67th ASMS Conference on Mass Spectrometry and Allied Topics, Georgia, Amerika Birleşik Devletleri, 31 Mayıs - 04 Haziran 2019, ss.1
Acquired drug resistance causes to the failure in cancer treatment and recurrence of disease. Global burden of drug resistance calls for seeking new therapeutic targets against cancer. Anti-apoptotic BAG-1 is a multifunctional protein and frequently overexpressed in breast carcinoma. BAG-1 involves in a wide variety of cellular processes through direct interaction with Hsp70, Raf-1 kinase, the anti-apoptotic Bcl-2, nuclear hormone receptors and ubiquitylation/proteasome machinery components. Hence, BAG-1, with its three functionally distinct and differentially localized isoforms, is a candidate protein to target signaling hubs in cancerous cells. Here, we adopted a hydrogen deuterium exchange mass-spectrometry (HDX-MS)-guided structural study to ultimately understand structural aspects of full-length, human BAG-1S as a potential therapeutic target.

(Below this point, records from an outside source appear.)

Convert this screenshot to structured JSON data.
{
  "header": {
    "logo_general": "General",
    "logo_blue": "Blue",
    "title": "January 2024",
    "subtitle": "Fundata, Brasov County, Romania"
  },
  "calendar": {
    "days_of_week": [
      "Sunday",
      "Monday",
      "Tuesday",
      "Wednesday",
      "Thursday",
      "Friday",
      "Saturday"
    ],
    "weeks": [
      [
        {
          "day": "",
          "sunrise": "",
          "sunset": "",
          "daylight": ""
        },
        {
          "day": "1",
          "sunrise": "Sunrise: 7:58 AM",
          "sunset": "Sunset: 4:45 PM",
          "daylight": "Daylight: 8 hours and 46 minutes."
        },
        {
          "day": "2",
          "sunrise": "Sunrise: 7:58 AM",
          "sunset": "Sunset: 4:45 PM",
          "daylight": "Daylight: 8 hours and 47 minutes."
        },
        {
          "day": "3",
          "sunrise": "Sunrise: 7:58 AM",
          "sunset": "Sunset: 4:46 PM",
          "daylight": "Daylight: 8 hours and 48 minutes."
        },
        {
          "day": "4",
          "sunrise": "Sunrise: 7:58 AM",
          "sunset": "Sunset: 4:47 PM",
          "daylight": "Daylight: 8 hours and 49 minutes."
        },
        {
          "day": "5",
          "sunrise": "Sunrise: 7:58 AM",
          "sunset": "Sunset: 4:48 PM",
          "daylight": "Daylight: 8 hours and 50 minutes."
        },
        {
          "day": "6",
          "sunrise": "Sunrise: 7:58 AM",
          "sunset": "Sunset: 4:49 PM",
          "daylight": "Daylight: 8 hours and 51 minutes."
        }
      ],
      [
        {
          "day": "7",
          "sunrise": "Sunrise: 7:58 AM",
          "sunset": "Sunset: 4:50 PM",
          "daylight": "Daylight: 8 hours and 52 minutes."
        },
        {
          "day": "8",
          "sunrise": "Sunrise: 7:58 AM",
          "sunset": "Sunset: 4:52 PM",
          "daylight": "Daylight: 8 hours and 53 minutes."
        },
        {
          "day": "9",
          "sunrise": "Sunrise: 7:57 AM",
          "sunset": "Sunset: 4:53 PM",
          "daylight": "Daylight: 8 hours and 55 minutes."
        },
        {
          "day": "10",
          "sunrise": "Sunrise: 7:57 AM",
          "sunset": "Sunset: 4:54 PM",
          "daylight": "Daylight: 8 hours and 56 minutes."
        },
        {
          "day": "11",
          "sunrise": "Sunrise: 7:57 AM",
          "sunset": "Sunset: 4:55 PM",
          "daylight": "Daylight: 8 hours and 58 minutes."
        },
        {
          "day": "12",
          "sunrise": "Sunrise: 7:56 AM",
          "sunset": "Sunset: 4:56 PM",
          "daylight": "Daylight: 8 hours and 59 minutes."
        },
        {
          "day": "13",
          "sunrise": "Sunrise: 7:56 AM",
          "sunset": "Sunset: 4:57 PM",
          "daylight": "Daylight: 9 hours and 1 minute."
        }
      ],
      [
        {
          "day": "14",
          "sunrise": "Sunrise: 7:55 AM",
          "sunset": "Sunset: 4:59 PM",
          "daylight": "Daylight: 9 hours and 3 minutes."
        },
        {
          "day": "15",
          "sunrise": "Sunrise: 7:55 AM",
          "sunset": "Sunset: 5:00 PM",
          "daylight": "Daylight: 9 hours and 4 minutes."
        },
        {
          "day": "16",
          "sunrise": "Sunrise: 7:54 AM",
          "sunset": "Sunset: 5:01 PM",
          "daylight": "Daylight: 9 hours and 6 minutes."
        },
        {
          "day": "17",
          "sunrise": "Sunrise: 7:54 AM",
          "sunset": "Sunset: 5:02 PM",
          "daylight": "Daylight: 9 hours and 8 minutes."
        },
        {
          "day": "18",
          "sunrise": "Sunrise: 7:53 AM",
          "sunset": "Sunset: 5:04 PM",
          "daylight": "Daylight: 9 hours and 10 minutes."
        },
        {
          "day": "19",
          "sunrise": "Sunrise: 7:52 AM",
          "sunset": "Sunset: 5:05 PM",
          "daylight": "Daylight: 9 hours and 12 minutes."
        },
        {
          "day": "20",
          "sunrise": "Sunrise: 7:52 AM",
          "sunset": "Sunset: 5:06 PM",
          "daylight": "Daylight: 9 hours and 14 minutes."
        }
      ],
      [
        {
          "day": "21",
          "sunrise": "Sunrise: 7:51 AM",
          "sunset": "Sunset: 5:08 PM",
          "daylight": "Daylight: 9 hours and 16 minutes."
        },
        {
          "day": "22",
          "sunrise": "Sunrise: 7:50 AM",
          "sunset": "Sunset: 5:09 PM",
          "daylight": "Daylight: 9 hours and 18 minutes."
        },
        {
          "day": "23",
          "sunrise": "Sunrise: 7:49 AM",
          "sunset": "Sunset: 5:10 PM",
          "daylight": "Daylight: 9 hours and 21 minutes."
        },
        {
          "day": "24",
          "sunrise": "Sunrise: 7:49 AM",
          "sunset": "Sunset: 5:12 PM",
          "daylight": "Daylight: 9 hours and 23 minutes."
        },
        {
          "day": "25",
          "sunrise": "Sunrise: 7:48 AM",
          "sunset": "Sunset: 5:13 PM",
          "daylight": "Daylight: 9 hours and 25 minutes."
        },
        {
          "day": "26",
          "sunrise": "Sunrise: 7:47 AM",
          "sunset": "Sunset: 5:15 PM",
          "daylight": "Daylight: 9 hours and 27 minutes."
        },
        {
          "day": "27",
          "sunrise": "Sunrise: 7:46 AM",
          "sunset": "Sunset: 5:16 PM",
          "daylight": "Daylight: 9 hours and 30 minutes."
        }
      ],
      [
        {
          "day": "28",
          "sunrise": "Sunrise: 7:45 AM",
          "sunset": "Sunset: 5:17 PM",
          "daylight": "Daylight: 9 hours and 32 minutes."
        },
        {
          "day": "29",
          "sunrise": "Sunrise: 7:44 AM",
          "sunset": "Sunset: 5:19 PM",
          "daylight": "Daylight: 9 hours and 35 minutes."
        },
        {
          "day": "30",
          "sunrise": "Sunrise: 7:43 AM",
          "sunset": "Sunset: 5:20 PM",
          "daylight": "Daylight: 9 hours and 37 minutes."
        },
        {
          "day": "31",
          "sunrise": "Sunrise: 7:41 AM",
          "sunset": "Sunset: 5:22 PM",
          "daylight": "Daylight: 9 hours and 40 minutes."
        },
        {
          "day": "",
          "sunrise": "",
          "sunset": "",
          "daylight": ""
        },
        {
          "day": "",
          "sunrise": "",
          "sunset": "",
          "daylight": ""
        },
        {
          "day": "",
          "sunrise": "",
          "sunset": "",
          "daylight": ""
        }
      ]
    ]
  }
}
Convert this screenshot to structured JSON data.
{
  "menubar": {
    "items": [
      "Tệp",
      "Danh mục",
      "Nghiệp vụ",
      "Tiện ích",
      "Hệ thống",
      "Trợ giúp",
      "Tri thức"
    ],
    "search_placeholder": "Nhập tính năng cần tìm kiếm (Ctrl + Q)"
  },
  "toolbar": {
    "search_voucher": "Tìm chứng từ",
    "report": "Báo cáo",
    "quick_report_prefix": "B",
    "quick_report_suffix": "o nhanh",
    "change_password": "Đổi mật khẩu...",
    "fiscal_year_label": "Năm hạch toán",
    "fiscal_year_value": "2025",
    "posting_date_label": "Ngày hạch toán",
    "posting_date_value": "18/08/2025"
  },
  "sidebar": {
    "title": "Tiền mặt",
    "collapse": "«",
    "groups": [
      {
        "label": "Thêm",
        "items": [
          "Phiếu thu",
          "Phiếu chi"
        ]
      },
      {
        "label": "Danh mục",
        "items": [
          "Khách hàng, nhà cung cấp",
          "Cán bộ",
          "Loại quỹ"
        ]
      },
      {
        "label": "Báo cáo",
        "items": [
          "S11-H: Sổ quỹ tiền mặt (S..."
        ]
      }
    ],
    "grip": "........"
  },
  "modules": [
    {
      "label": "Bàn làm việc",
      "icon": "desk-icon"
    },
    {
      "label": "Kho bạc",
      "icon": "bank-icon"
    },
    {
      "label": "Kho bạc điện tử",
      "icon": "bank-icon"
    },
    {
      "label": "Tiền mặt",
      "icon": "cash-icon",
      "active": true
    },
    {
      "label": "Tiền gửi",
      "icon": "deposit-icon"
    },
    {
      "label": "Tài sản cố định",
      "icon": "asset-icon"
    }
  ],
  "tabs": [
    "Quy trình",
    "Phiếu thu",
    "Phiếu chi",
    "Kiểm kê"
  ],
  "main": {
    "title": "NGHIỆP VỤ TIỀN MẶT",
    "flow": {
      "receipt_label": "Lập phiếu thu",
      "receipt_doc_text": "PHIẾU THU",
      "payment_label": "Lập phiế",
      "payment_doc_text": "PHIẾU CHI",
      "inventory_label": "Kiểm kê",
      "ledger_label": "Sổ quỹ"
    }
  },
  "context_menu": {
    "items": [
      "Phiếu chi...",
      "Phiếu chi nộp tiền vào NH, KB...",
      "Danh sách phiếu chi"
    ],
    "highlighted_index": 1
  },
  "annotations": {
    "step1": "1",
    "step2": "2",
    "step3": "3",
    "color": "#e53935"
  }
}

BAG-1S was first cloned into pcDNA3.1(+) mammalian expression vector, along with an N-terminal hexahistidine tag and a TEV cleavage site. Generated recombinant plasmid was transfected into MCF-7 epithelial breast cancer cell line and total protein was isolated from transfectants. BAG-1S was purified from protein lysate using Ni-NTA affinity purification chromatography through the incorporated hexahistidine tag. The tag was removed subsequently with TEV protease to eliminate any change in protein conformation and loss or alteration of biological activity. A second Ni-NTA purification was conducted with a flow/through mode, to remove His-tagged TEV protease enzyme from the reaction mixture. HDX-MS experiments were carried out and the level of deuteration was monitored to map higher-order structure of anti-apoptotic BAG-1S.

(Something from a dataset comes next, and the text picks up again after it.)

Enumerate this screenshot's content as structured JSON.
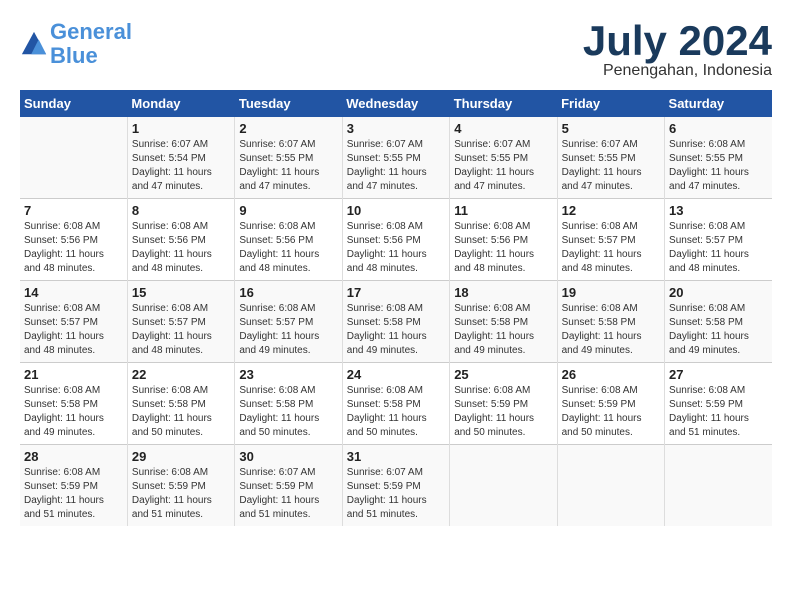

Three major isoforms of BAG-1, each with a distinct N-termini, include BAG-1S (33 kDa), BAG-1M (46 kDa) and BAG-1L (52 kDa). All BAG-1 isoforms exist with an integrated ubiquitin-like domain (ULD) to contact with proteasome components for degradation of specific target proteins and a COOH-terminal evolutionarily conserved BAG domain to interact and modulate the activity of Hsp70. The lack of resolved 3D structure of full-length BAG-1 limits the development of molecularly-targeted approaches for therapeutic purposes. Here, we aimed to precisely define tertiary protein structure and domain architecture of full-length, human BAG-1S. The study comprises purification of BAG-1S and higher-order structural analysis through HDX-MS. The purified BAG-1S showed an apparent 33-kDa band in gel electrophoresis. Sample purity was estimated as >90% using ImageJ analysis of SDS-PAGE gel. For confirmation, the protein product was analyzed by western blotting. Subsequent HDX-MS experiments revealed the identification of 145 peptides of BAG-1S with a 99.1% of sequence coverage. The level of deuteration was monitored at 0.5, 1, 2, 5, 15 and 30 min. Time-course measurements of H/D exchange of BAG-1S, which provides solvent accessibility information, were evaluated. The HDX-MS data on BAG-1S indicated rapid incorporation of deuterium at the earlier time points in the majority of peptides, and the H/D exchange levels stayed constant throughout the time course of the experiment. Peptide-specific deuterium uptake rates were projected onto the modelled structure of BAG-1S and deuterium incorporation was evaluated on the overall structure. BAG domain exhibited more solvent-protected and stabilized structure compared to UBL domain.
We report here the first
purification and structural characterization of full-length, native BAG-1S from